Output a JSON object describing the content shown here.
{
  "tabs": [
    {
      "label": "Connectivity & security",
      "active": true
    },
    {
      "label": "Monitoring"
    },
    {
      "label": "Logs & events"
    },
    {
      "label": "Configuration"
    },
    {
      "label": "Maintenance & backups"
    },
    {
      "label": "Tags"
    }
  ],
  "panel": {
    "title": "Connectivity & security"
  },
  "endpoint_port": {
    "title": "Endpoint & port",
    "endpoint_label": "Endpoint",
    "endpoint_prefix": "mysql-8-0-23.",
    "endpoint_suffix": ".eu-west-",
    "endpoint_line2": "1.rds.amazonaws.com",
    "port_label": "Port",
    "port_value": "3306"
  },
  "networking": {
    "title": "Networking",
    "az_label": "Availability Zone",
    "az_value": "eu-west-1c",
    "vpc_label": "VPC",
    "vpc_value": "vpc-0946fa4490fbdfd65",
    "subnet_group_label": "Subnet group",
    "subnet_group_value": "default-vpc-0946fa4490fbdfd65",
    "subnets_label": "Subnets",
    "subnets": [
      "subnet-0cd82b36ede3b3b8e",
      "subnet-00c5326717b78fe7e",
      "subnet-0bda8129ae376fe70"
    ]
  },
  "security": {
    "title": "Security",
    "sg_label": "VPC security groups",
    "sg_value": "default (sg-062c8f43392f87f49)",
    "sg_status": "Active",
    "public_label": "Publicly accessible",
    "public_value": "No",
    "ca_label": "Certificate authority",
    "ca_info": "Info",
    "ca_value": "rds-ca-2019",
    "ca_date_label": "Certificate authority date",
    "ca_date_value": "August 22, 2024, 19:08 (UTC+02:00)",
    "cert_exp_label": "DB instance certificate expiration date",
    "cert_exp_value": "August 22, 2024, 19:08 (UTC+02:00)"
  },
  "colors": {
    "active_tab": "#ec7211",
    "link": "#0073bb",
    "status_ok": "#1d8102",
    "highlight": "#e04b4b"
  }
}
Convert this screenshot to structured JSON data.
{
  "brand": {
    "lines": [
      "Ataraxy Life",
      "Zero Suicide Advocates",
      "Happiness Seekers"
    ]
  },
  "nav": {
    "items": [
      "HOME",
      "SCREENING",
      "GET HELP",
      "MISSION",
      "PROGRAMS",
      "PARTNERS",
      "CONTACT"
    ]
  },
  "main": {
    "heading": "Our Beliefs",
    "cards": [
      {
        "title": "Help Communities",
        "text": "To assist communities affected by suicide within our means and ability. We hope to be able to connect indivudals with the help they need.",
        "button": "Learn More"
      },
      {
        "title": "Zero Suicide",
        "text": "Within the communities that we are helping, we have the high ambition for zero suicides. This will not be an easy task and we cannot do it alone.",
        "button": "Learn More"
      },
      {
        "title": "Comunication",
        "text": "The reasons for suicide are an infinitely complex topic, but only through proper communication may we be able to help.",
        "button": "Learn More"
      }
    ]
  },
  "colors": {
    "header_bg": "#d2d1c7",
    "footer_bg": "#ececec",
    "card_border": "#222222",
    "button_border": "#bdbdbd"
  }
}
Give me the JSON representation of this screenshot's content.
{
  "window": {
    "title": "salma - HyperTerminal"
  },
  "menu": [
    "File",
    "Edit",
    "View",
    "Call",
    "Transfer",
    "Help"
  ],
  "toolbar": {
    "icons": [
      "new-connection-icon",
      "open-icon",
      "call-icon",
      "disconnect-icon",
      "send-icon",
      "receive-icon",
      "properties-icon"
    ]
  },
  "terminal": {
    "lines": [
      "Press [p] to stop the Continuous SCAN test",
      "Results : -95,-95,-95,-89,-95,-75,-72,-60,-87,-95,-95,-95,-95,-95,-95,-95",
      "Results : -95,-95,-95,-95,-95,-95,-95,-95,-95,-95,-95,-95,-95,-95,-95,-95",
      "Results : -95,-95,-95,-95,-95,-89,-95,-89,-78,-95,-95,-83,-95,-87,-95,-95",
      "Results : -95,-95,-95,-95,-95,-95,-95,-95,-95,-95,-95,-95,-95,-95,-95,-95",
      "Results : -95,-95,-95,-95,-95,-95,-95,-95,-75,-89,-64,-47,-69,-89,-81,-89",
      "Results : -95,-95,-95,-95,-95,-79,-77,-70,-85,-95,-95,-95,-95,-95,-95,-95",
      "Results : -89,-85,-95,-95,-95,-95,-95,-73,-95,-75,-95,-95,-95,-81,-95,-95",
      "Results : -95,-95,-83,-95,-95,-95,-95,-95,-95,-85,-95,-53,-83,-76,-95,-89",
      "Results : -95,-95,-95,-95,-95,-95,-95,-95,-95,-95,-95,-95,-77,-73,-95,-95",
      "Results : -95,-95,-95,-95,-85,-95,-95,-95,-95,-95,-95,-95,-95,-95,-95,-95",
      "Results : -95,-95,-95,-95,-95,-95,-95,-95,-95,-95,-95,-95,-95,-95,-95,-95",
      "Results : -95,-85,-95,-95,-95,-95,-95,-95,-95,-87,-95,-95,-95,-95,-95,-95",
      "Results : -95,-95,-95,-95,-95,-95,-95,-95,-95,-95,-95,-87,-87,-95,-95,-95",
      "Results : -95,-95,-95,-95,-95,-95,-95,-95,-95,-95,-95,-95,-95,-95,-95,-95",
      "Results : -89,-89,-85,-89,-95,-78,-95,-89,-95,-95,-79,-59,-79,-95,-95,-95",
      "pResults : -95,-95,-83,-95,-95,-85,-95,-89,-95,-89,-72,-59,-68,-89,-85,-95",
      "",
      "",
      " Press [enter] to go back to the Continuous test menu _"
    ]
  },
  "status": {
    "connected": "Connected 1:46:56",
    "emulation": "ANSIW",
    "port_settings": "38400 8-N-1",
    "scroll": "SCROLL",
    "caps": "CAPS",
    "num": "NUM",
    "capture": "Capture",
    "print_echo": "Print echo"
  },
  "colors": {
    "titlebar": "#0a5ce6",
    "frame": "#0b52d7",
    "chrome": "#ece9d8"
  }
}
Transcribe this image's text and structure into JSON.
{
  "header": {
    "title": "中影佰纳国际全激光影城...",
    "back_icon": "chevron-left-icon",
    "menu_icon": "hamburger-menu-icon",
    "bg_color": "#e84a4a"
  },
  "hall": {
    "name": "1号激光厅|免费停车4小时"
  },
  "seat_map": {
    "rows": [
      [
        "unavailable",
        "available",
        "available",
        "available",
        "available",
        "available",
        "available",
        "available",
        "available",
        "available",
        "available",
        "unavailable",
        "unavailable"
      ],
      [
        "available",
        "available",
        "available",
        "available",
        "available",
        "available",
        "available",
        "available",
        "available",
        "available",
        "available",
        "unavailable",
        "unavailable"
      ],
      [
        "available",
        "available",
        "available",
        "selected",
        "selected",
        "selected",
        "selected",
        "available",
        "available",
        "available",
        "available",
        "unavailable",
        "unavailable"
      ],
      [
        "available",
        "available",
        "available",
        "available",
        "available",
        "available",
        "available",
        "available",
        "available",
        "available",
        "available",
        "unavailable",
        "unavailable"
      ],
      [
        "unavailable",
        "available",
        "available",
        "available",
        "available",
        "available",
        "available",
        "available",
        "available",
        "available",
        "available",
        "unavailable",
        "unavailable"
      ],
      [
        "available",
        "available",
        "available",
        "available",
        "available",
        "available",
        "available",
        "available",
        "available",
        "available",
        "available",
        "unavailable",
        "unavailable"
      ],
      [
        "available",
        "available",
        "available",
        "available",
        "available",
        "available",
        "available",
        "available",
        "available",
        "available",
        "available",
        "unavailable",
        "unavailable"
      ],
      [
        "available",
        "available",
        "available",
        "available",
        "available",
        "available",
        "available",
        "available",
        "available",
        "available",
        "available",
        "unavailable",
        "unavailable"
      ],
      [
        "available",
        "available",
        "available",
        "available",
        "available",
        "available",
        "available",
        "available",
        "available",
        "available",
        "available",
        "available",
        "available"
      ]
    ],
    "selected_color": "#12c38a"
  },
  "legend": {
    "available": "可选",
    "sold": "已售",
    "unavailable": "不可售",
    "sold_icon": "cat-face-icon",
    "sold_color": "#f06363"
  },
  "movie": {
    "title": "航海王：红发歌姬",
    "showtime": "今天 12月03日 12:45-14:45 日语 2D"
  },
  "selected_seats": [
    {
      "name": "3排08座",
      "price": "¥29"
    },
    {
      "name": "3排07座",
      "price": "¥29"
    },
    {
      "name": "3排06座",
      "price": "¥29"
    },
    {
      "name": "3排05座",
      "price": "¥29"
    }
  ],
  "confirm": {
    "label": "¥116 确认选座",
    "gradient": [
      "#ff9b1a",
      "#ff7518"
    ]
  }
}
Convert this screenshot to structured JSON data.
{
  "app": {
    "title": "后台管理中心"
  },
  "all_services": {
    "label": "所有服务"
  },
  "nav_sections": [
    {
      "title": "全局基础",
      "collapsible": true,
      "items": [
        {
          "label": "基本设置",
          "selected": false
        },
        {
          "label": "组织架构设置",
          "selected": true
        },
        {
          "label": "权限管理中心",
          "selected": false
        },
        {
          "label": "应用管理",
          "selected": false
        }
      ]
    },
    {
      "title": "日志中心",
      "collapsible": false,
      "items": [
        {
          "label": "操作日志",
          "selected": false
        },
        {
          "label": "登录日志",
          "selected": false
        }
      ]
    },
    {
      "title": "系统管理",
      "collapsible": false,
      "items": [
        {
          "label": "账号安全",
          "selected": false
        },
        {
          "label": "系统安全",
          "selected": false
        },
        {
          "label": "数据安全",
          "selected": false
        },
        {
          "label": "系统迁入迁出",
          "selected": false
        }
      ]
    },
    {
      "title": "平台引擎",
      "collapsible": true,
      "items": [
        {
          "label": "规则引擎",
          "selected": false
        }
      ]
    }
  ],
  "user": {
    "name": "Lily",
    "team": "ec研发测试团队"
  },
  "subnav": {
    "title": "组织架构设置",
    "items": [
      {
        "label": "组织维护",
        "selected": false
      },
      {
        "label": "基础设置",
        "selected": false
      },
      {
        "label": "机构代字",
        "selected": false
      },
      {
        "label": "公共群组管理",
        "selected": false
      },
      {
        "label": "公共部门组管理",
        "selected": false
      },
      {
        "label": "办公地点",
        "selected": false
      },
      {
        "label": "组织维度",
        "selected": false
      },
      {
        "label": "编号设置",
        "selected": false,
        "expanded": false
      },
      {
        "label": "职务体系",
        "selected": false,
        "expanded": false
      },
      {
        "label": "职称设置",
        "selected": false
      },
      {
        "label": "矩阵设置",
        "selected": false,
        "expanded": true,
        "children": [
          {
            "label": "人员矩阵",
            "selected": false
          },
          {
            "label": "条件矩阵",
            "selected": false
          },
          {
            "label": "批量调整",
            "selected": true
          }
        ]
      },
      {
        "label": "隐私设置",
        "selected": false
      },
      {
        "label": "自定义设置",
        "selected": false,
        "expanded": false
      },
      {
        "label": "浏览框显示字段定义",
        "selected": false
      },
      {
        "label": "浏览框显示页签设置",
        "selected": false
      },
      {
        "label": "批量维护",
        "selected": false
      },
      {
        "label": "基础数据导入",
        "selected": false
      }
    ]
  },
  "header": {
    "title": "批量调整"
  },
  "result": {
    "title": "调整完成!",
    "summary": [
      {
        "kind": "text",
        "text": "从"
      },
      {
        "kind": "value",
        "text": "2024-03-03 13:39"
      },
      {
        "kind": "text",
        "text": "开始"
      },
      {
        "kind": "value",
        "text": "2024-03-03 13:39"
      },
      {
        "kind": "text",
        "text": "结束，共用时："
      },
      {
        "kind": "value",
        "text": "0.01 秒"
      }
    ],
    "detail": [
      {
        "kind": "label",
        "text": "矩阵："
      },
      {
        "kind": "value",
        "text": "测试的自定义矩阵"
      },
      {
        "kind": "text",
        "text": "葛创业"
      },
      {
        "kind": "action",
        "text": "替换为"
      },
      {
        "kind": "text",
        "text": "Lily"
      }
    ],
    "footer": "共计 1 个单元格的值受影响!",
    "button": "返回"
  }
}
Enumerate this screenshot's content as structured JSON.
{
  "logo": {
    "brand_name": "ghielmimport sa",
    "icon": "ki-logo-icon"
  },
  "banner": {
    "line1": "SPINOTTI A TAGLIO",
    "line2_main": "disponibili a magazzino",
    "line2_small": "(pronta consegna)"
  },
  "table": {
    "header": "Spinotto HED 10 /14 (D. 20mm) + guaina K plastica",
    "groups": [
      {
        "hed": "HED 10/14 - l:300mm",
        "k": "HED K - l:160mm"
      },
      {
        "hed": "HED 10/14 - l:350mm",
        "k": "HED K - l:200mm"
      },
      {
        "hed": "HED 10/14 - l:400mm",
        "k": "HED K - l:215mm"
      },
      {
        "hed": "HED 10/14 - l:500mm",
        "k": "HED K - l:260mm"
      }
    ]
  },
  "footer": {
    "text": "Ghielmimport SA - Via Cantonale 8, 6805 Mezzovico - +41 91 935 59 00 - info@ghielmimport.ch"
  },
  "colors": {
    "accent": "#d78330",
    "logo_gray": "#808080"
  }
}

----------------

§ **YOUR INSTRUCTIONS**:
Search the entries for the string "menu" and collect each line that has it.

§ **EXERCISE ANSWER**:
  "menu": [
      " Press [enter] to go back to the Continuous test menu _"
    "menu_icon": "hamburger-menu-icon",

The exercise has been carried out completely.